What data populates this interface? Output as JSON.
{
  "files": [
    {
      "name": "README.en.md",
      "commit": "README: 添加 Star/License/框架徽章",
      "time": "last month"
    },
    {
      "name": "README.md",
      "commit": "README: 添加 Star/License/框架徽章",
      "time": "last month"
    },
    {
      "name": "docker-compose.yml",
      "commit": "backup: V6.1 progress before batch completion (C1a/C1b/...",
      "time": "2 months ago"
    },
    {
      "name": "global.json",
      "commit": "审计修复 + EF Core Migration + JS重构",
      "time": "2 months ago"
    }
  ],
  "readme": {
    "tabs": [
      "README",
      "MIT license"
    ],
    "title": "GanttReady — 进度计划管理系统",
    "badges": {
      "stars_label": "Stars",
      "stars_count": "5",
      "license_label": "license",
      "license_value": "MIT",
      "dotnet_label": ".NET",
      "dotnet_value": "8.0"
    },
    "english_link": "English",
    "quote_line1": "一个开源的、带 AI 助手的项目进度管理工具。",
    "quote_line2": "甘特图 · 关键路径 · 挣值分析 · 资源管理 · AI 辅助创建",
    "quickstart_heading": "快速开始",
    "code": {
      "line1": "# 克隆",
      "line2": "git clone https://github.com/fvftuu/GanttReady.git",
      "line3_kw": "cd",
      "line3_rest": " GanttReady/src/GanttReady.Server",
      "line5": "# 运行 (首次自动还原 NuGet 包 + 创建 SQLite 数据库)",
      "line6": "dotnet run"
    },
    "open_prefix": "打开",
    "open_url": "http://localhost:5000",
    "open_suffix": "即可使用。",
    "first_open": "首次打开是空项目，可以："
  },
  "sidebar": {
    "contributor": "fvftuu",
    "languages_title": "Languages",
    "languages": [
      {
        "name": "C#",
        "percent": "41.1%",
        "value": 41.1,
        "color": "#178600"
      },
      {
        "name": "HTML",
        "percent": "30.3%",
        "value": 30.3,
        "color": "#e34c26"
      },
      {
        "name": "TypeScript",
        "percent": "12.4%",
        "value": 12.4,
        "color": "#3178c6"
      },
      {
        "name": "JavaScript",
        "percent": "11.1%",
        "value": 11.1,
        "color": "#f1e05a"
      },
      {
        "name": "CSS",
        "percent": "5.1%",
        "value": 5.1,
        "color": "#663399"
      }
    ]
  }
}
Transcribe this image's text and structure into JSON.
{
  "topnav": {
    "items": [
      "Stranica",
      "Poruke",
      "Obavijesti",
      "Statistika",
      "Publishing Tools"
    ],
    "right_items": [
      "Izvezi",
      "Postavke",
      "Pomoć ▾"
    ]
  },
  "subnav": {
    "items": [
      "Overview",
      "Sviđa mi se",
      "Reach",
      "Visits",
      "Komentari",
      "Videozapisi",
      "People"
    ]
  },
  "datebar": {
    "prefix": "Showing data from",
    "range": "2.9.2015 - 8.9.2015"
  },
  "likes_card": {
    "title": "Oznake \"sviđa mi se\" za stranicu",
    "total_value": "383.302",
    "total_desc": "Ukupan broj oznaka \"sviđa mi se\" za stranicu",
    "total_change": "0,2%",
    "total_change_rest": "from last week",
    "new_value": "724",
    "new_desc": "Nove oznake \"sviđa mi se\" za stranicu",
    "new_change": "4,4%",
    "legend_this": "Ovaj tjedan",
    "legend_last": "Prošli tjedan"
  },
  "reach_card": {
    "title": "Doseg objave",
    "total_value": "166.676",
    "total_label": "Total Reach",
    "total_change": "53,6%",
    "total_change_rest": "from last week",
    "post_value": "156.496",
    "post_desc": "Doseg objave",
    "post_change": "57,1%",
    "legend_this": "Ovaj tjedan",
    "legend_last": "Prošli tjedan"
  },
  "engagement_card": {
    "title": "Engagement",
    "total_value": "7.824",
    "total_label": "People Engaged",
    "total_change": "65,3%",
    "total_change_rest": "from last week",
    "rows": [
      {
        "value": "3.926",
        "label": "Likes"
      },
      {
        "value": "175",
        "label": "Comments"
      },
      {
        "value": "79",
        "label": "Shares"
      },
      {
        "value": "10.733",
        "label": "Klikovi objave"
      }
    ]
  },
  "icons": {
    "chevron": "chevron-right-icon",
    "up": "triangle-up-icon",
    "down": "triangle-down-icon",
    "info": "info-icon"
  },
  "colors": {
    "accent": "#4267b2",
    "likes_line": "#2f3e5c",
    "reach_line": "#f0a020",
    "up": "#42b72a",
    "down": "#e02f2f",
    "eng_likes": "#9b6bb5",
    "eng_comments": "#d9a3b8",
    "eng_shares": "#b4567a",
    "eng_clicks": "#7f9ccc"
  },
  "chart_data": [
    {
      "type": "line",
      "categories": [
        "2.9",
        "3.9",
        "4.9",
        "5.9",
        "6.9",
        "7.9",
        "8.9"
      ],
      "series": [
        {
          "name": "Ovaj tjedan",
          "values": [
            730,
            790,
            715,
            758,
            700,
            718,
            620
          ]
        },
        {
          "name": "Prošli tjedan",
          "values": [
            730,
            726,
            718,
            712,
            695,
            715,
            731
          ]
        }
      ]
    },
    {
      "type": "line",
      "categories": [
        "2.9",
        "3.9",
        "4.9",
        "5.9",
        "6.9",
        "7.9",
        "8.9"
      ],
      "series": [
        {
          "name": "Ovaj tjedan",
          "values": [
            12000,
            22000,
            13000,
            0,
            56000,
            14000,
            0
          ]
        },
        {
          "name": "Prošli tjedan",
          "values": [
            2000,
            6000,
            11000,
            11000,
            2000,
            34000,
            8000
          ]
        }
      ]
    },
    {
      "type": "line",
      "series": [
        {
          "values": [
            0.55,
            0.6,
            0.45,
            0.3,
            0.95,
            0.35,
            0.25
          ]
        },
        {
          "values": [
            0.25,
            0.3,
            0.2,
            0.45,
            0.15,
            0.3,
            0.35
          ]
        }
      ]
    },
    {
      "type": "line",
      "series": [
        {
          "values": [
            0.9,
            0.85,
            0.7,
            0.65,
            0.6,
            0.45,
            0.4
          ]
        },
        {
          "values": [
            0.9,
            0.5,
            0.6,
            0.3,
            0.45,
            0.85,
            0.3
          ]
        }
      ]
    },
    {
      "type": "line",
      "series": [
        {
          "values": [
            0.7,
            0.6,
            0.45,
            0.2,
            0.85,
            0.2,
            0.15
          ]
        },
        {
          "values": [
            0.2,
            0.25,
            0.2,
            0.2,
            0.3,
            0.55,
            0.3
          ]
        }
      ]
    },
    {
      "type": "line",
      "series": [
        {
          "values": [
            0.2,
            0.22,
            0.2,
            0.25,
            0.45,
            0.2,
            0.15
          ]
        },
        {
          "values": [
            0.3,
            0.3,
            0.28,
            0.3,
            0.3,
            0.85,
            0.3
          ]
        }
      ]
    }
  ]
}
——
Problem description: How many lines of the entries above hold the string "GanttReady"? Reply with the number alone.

Response below: 3